NCJ Number
NIJ Journal Issue: 266 Dated: June 2010 Pages: 4-8
Nikki Hawkins
Date Published
June 2010
5 pages
This study examined the impact of civil protective orders (CPOs) against perpetrators of domestic violence on the safety of their victims in five Kentucky jurisdictions.

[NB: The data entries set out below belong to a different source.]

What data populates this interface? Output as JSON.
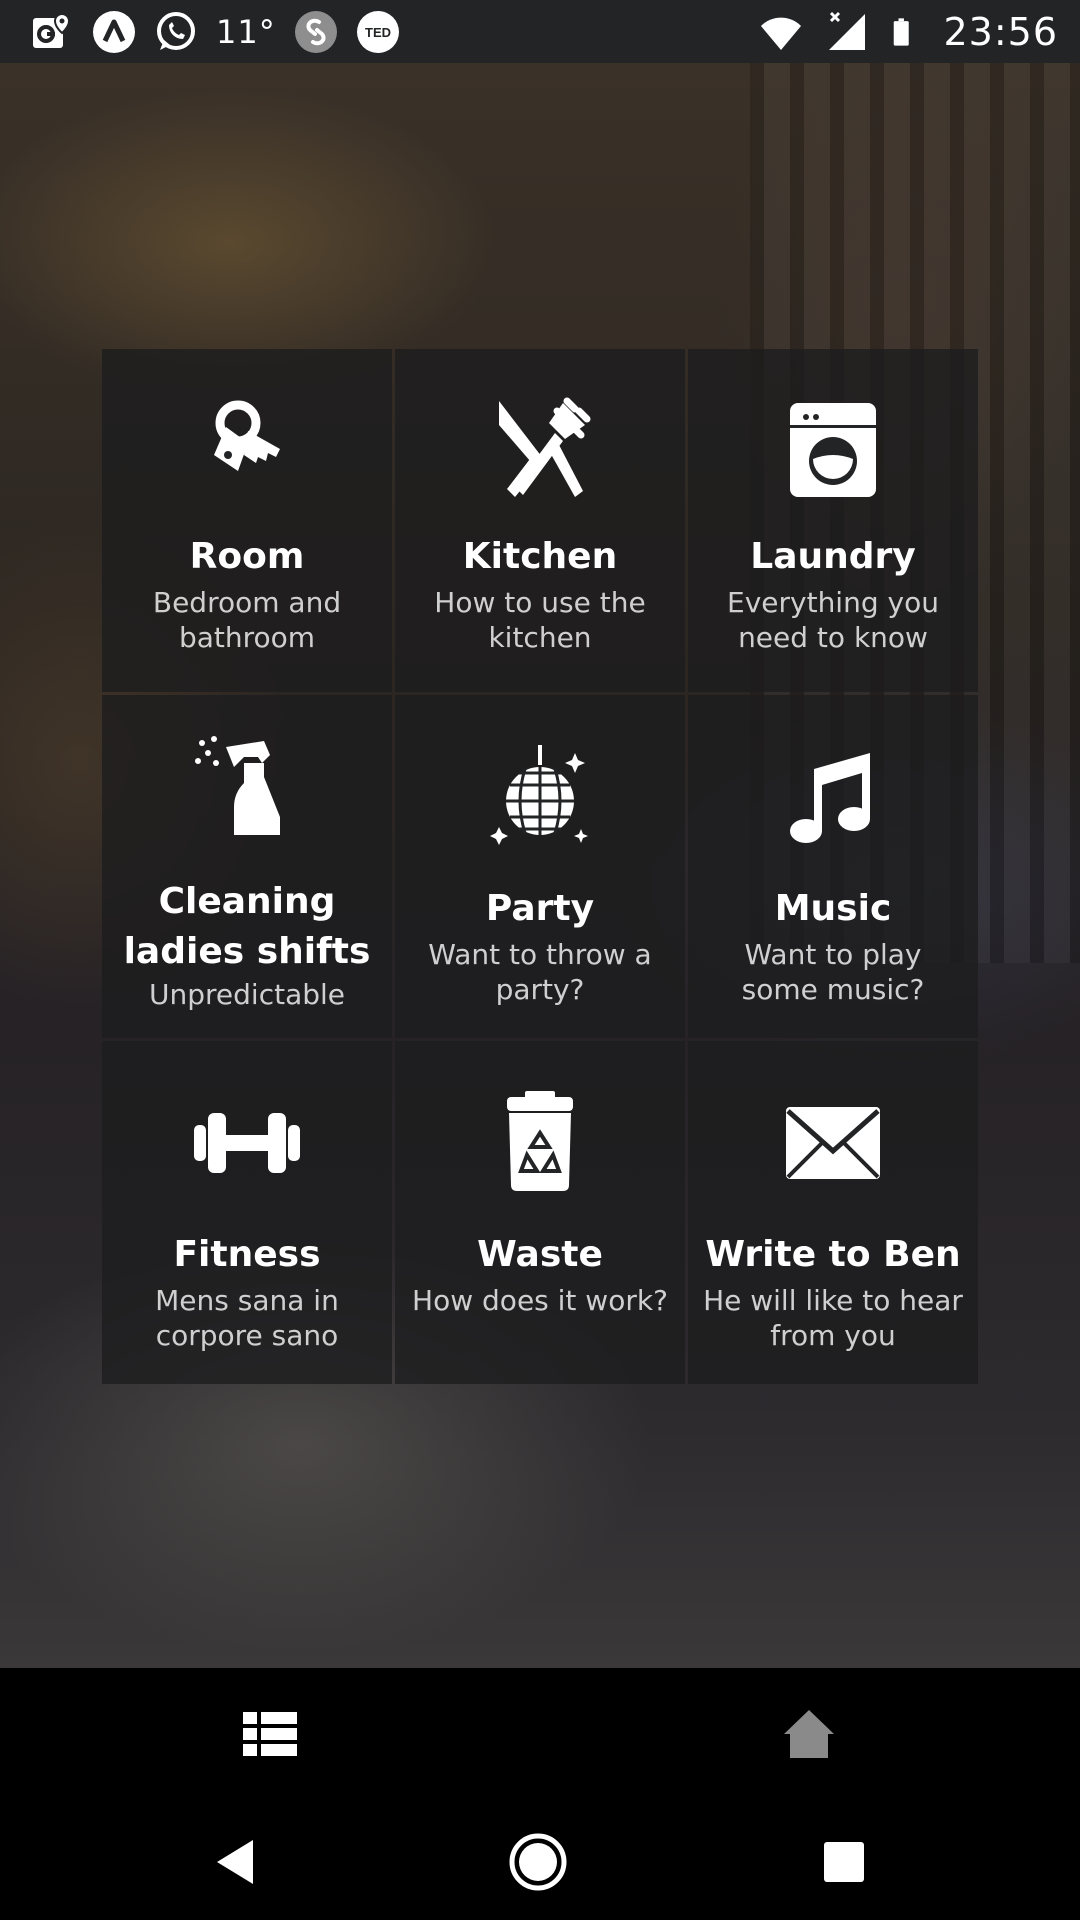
{
  "status_bar": {
    "left_icons": [
      "maps-icon",
      "app-a-icon",
      "whatsapp-icon",
      "weather-temp",
      "shazam-icon",
      "ted-icon"
    ],
    "temperature": "11°",
    "ted_label": "TED",
    "right_icons": [
      "wifi-icon",
      "signal-icon",
      "battery-icon"
    ],
    "time": "23:56"
  },
  "tiles": [
    {
      "title": "Room",
      "subtitle": "Bedroom and bathroom",
      "icon": "keys-icon"
    },
    {
      "title": "Kitchen",
      "subtitle": "How to use the kitchen",
      "icon": "cutlery-icon"
    },
    {
      "title": "Laundry",
      "subtitle": "Everything you need to know",
      "icon": "washing-machine-icon"
    },
    {
      "title": "Cleaning ladies shifts",
      "subtitle": "Unpredictable",
      "icon": "spray-bottle-icon"
    },
    {
      "title": "Party",
      "subtitle": "Want to throw a party?",
      "icon": "disco-ball-icon"
    },
    {
      "title": "Music",
      "subtitle": "Want to play some music?",
      "icon": "music-note-icon"
    },
    {
      "title": "Fitness",
      "subtitle": "Mens sana in corpore sano",
      "icon": "dumbbell-icon"
    },
    {
      "title": "Waste",
      "subtitle": "How does it work?",
      "icon": "recycle-bin-icon"
    },
    {
      "title": "Write to Ben",
      "subtitle": "He will like to hear from you",
      "icon": "envelope-icon"
    }
  ],
  "bottom_bar": {
    "buttons": [
      "list-icon",
      "home-icon"
    ],
    "home_color": "#8a8a8a"
  },
  "nav_bar": {
    "buttons": [
      "back-icon",
      "home-circle-icon",
      "recents-icon"
    ]
  }
}
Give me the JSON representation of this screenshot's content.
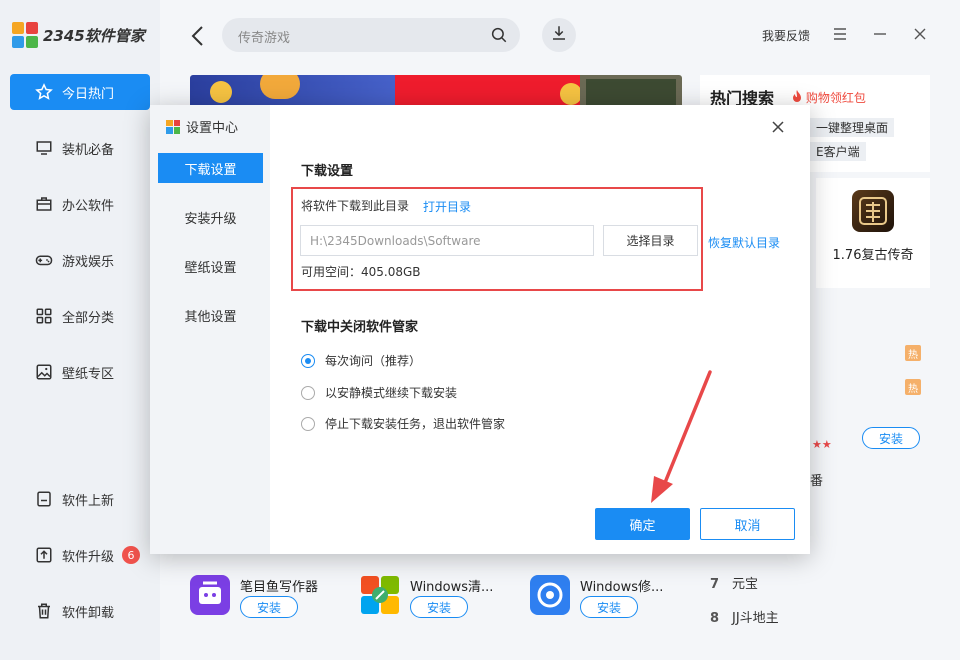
{
  "app": {
    "logo_text": "2345软件管家"
  },
  "sidebar": {
    "items": [
      {
        "label": "今日热门",
        "icon": "star-icon"
      },
      {
        "label": "装机必备",
        "icon": "monitor-icon"
      },
      {
        "label": "办公软件",
        "icon": "briefcase-icon"
      },
      {
        "label": "游戏娱乐",
        "icon": "gamepad-icon"
      },
      {
        "label": "全部分类",
        "icon": "grid-icon"
      },
      {
        "label": "壁纸专区",
        "icon": "image-icon"
      }
    ],
    "bottom": [
      {
        "label": "软件上新",
        "icon": "bookmark-icon"
      },
      {
        "label": "软件升级",
        "icon": "upload-icon",
        "badge": "6"
      },
      {
        "label": "软件卸载",
        "icon": "trash-icon"
      }
    ]
  },
  "header": {
    "search_placeholder": "传奇游戏",
    "feedback": "我要反馈"
  },
  "hot_search": {
    "title": "热门搜索",
    "subtitle": "购物领红包",
    "tags": [
      "一键整理桌面",
      "E客户端"
    ],
    "game_name": "1.76复古传奇",
    "hot_label": "热",
    "install_label": "安装",
    "partial_text": "番"
  },
  "apps": [
    {
      "name": "笔目鱼写作器",
      "install": "安装"
    },
    {
      "name": "Windows清...",
      "install": "安装"
    },
    {
      "name": "Windows修...",
      "install": "安装"
    }
  ],
  "ranking": [
    {
      "num": "7",
      "name": "元宝"
    },
    {
      "num": "8",
      "name": "JJ斗地主"
    }
  ],
  "dialog": {
    "title": "设置中心",
    "nav": [
      "下载设置",
      "安装升级",
      "壁纸设置",
      "其他设置"
    ],
    "section1_title": "下载设置",
    "download_to_label": "将软件下载到此目录",
    "open_dir": "打开目录",
    "path_value": "H:\\2345Downloads\\Software",
    "choose_dir": "选择目录",
    "restore_default": "恢复默认目录",
    "free_space": "可用空间：405.08GB",
    "section2_title": "下载中关闭软件管家",
    "options": [
      {
        "label": "每次询问（推荐）",
        "selected": true
      },
      {
        "label": "以安静模式继续下载安装",
        "selected": false
      },
      {
        "label": "停止下载安装任务，退出软件管家",
        "selected": false
      }
    ],
    "ok": "确定",
    "cancel": "取消"
  },
  "colors": {
    "accent": "#1a8cf3",
    "highlight_red": "#e84849",
    "badge_red": "#f0534d"
  }
}
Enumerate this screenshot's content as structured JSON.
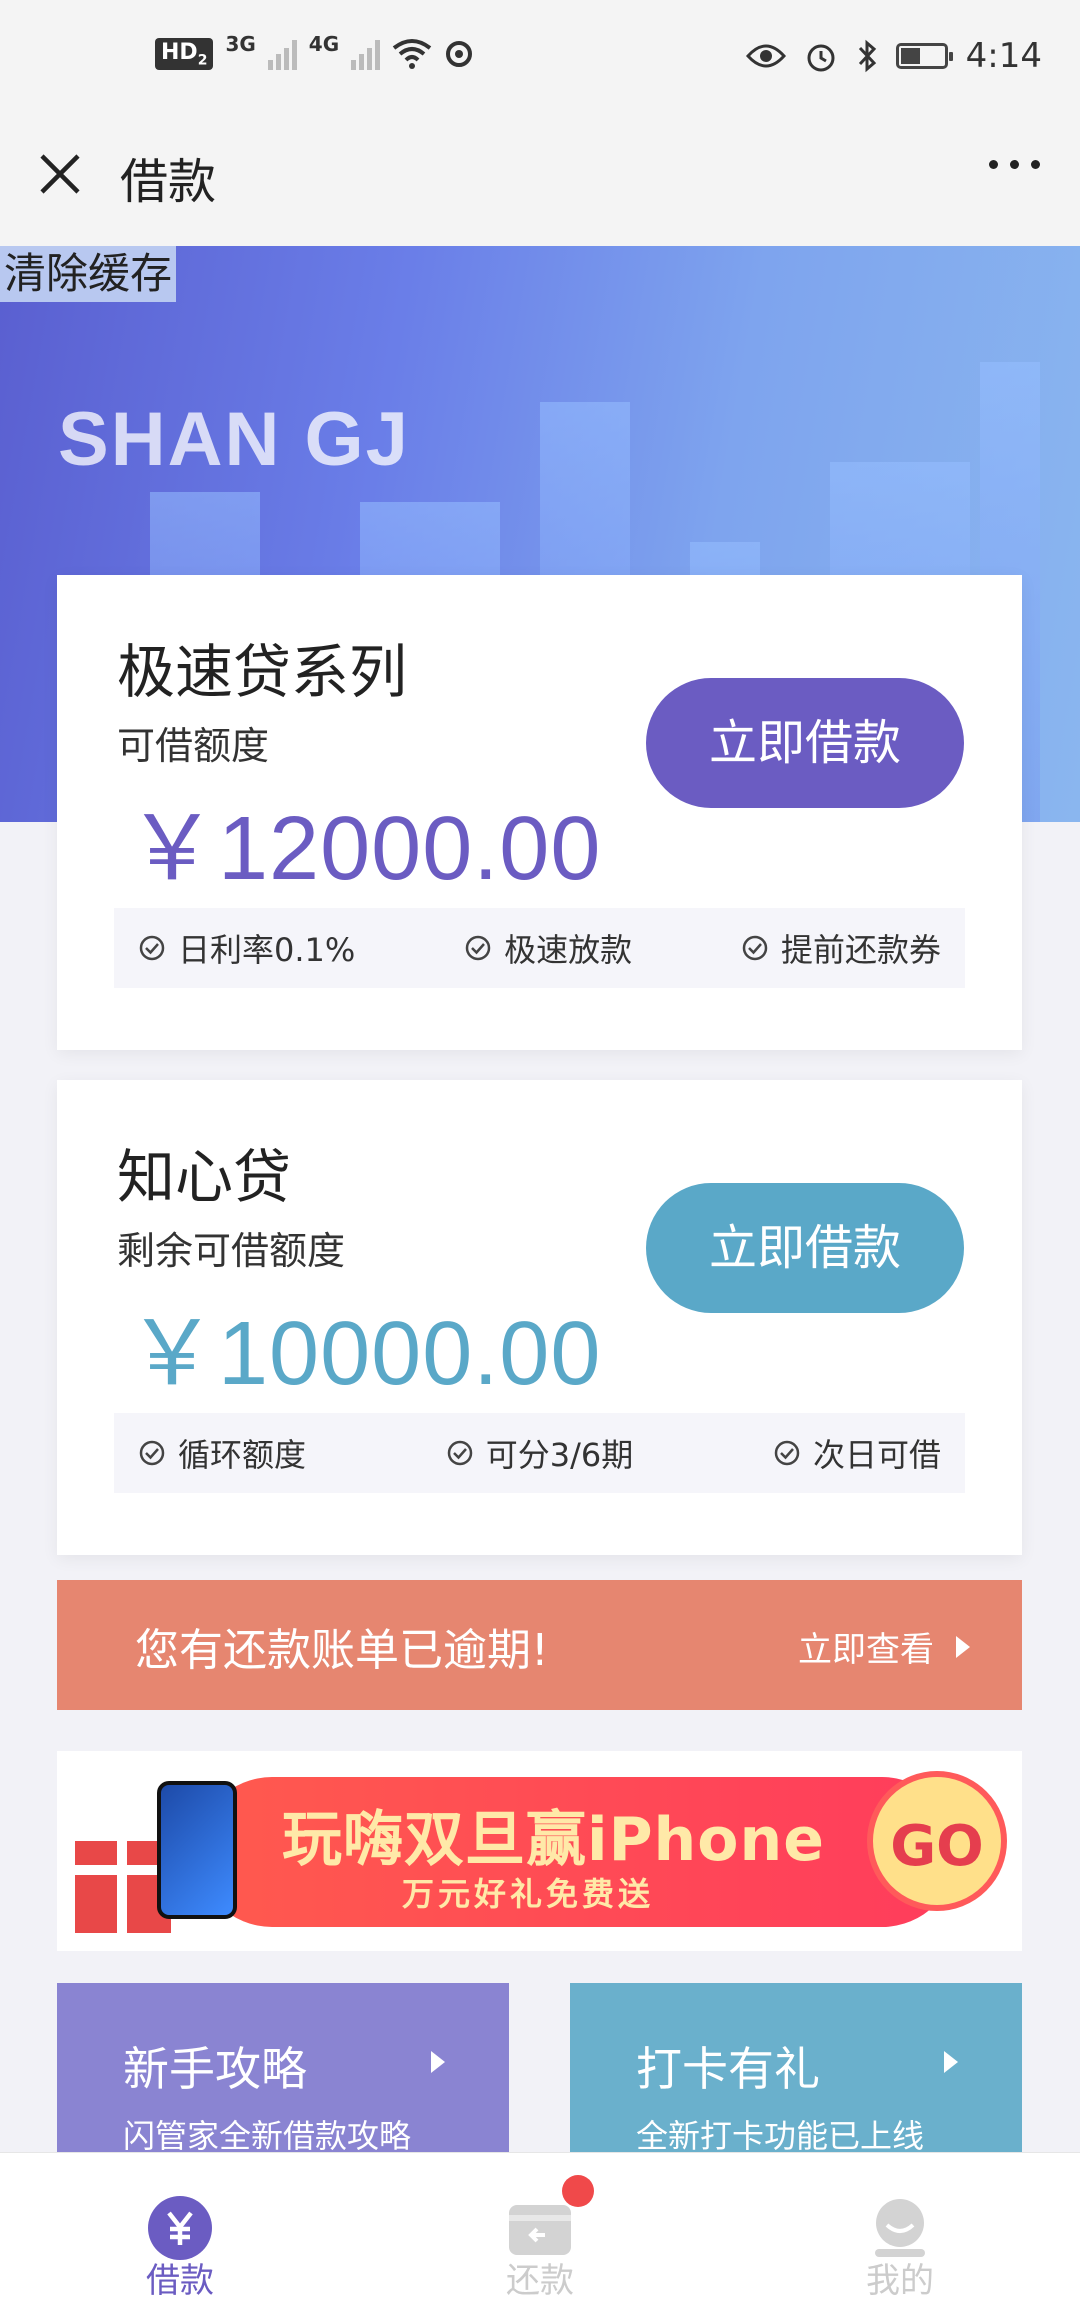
{
  "status_bar": {
    "hd": "HD",
    "hd_sub": "2",
    "net1": "3G",
    "net2": "4G",
    "time": "4:14",
    "battery_level": 0.45
  },
  "title_bar": {
    "title": "借款"
  },
  "banner": {
    "clear_cache": "清除缓存",
    "brand": "SHAN GJ"
  },
  "cards": [
    {
      "title": "极速贷系列",
      "subtitle": "可借额度",
      "amount": "￥12000.00",
      "button": "立即借款",
      "accent": "#6b5cc2",
      "features": [
        "日利率0.1%",
        "极速放款",
        "提前还款券"
      ]
    },
    {
      "title": "知心贷",
      "subtitle": "剩余可借额度",
      "amount": "￥10000.00",
      "button": "立即借款",
      "accent": "#5aa8c8",
      "features": [
        "循环额度",
        "可分3/6期",
        "次日可借"
      ]
    }
  ],
  "overdue": {
    "text": "您有还款账单已逾期!",
    "link": "立即查看"
  },
  "promo": {
    "title": "玩嗨双旦赢iPhone",
    "subtitle": "万元好礼免费送",
    "go": "GO"
  },
  "tiles": [
    {
      "title": "新手攻略",
      "subtitle": "闪管家全新借款攻略",
      "color": "#8a84d2"
    },
    {
      "title": "打卡有礼",
      "subtitle": "全新打卡功能已上线",
      "color": "#6ab0cc"
    }
  ],
  "tabbar": [
    {
      "label": "借款",
      "active": true
    },
    {
      "label": "还款",
      "active": false
    },
    {
      "label": "我的",
      "active": false
    }
  ],
  "colors": {
    "primary": "#6b5cc2",
    "secondary": "#5aa8c8",
    "overdue": "#e68670",
    "inactive": "#cccccc"
  }
}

The study findings overall suggest that CPOs are cost-effective in increasing victims' safety and reducing victims' fear. CPOs, sometimes known as restraining orders, may cover various situations, such as ordering an assailant to avoid a victim's home and workplace or forbid any contact with the victim, including by mail or telephone. Urban and rural women victims had similar views of the CPOs' effectiveness; however, rural women confronted more barriers to getting a CPO and having it enforced, which translated into their experiencing less relief from fear and abuse through CPOs. The study also examined the role of stalking in CPO violations, finding that they were less effective for stalking victims than for other victims of domestic violence. Stalking after the CPO was issued was associated with violence, suggesting that those who stalk their victims are more violent and resistant to compliance with CPOs. The cost-effectiveness analysis indicated that every dollar spent on the CPO intervention produced $30.75 in avoided costs to society. The State of Kentucky saved approximately $85 million over a 1-year period because of significant declines in domestic abuse and violence. The savings included "relevant costs," such as service use, legal system use, lost opportunities, and quality-of-life loss. CPO's effectiveness can be improved by enforcing consequences when violations occur, developing more effective interventions at all levels to counter stalking, and addressing barriers to service access and enforcement. Researchers interviewed 213 women with protective orders in 1 urban (n=77) and 4 rural jurisdictions (n=93). In order to learn about the barriers to getting a CPO, researchers interviewed 188 key participants, including judges, law enforcement officers, prosecutors, defense attorneys, and court clerks. 1 table and 2 notes